WARMINSTER TOWNSHIP, Pa. — For nearly two hours Saturday, members of the media were denied entry by a security team to a routine campaign event featuring Republican gubernatorial and U.S. Senate candidates a they.
“I know my rights,” said a man in a tricorn hat and white knee-high socks, when pressed for an answer about why he was keeping the media out.
“We’re just following orders,” said another security man.
The decision to ban reporters from a joint rally by Doug Mastriano, the gubernatorial candidate, and Kathy Barnette, the Senate candidate, turned a normal campaign stop at an office park event space into a confrontation. protracted between reporters and the two distant campaigns. correct candidates.
The tug-of-war was emblematic of the relationship between the GOP and the mainstream media over the past decade, mainly because it was so ridiculous.
The man in colonial costume was enforcing the ban in a parking lot with several other men dressed in modern clothing who were not interacting with the reporters and were preventing journalists from approaching the building where Barnette, Mastriano and former Trump legal counsel Jenna . Ellis was organizing a pre-election rally.
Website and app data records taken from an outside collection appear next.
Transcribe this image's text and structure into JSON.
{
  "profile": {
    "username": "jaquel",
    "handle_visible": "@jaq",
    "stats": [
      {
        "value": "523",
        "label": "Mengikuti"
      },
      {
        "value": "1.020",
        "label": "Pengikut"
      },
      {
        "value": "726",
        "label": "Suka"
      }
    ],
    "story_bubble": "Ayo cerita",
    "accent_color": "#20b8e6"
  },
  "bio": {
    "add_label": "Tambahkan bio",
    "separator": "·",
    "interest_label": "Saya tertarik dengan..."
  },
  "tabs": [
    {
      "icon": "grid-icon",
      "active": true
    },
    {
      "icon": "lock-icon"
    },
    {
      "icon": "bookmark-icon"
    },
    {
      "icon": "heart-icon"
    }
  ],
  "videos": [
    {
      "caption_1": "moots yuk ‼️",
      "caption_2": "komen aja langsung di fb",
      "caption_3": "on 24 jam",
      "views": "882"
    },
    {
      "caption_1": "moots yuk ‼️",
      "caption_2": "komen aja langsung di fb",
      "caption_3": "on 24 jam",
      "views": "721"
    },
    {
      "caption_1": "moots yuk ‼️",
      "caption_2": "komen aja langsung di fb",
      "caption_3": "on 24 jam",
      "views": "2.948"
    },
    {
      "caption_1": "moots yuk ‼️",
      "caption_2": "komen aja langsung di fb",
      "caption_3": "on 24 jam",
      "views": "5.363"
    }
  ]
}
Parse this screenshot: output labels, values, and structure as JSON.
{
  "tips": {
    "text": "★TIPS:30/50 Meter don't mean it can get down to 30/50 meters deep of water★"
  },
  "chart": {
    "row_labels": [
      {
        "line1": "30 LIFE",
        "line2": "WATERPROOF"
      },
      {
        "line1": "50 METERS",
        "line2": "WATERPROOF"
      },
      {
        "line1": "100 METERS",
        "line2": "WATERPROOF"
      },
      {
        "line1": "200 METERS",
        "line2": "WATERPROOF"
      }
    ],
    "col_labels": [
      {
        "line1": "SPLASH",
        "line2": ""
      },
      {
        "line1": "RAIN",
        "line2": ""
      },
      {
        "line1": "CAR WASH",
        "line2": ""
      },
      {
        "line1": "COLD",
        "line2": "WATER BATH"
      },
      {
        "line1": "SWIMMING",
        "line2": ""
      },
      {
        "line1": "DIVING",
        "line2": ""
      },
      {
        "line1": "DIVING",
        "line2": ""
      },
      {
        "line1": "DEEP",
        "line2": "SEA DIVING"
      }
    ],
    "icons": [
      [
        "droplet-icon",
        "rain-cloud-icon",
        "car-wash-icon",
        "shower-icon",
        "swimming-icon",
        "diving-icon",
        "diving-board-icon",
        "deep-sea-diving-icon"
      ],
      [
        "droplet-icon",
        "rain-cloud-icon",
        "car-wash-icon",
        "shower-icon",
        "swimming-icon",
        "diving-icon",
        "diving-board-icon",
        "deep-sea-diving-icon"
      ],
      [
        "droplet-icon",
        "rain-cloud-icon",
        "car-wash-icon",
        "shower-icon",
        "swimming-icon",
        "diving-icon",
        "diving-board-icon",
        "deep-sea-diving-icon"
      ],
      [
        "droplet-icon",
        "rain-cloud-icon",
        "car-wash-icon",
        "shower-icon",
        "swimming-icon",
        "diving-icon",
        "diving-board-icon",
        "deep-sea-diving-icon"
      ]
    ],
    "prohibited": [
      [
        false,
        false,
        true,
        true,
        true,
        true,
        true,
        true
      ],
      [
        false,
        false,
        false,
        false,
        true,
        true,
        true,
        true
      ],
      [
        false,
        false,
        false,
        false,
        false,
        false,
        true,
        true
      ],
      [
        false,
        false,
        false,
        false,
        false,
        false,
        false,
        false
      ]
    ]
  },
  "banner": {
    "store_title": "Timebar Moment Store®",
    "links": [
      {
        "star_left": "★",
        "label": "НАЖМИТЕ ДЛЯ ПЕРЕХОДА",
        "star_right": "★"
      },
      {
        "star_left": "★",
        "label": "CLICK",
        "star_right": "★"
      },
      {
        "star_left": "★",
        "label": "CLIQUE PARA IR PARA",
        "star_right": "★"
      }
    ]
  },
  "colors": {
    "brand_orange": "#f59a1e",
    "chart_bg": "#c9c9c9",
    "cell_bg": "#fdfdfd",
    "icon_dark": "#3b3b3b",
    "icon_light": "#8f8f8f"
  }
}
At one point, the police were called. Even the guests had to prove that they had pre-registered online or they couldn’t get in.
Ultimately, the security team produced a letter from the owner of The Fuge, “Bucks County’s most exclusive event space,” explaining the situation.
“This letter states that the Friends of Doug Mastriano security team has the sole authority to accept or deny entry to anyone who fits onto the grounds of the property. The Fuge is the host venue and will not interfere with the security team in any way,” a member of the security team read aloud.
Later, The Fuge’s owner, Samuel Cravero, came out and spoke to reporters. “I rented a space for a private event, and it’s their decision not to have you here,” he said.
It was a predictable close end to a primary that produced Republican Senate candidate Mehmet Oz, the country’s most recognizable heart surgeon, who ultimately won Trump’s endorsement. It also propelled Mastriano, a state senator and a central figure in the effort to nullify the 2020 election, into a serious gubernatorial race. Earlier on Saturday, Trump released a last-minute note of endorsement of Mastriano. “There is no one in Pennsylvania who has done more, or fought harder, for electoral integrity than State Senator Doug Mastriano,” Trump wrote.
The Mastriano campaign has previously banned the media from its events, but the strategy didn’t make much sense this weekend given the positive news of Trump’s endorsement.
Meanwhile, Oz is roughly tied with Barnette, a conservative commentator who began hot on the heels of Oz and hedge fund exec Dave McCormick late in the race. Barnette is a wild card: The author of a memoir about being black and conservative never held public office and lost a House race in 2020. She has also espoused anti-Muslim and anti-gay views.
Trump allies are panicking over Barnette’s rise, and the possibility of another blemish on his endorsement record if Oz loses, calling the situation a “nightmare,” CNN reported. Trump released a statement Thursday saying Barnette has not been properly “vetted” but left the door open to support her in the general election.
“They’re coming out with long knives right now,” Barnette told an audience in suburban Philadelphia. “I had the best day of my life today.”
Some people who spoke to HuffPost before participating in the Barnette-Mastriano event said that Oz turned them down as a candidate and resonated more with Barnette’s story. In a campaign video and during debates, Barnette has spoken about how her mother was raped and gave birth to her at age 12, a story that used to resonate with anti-abortion Republican voters.
“With Oz, it’s just a matter of doublespeak, on things like the Second Amendment and red flag laws,” said Nick, a 30-year-old IT worker from Montgomery County, Pennsylvania. “I appreciate the Barnette story.”
Neither Barnette nor Mastriano ever addressed the reporters outside, but Barnette’s face shone on the electronic billboard of a van in the parking lot, along with the slogan: “I AM YOU!”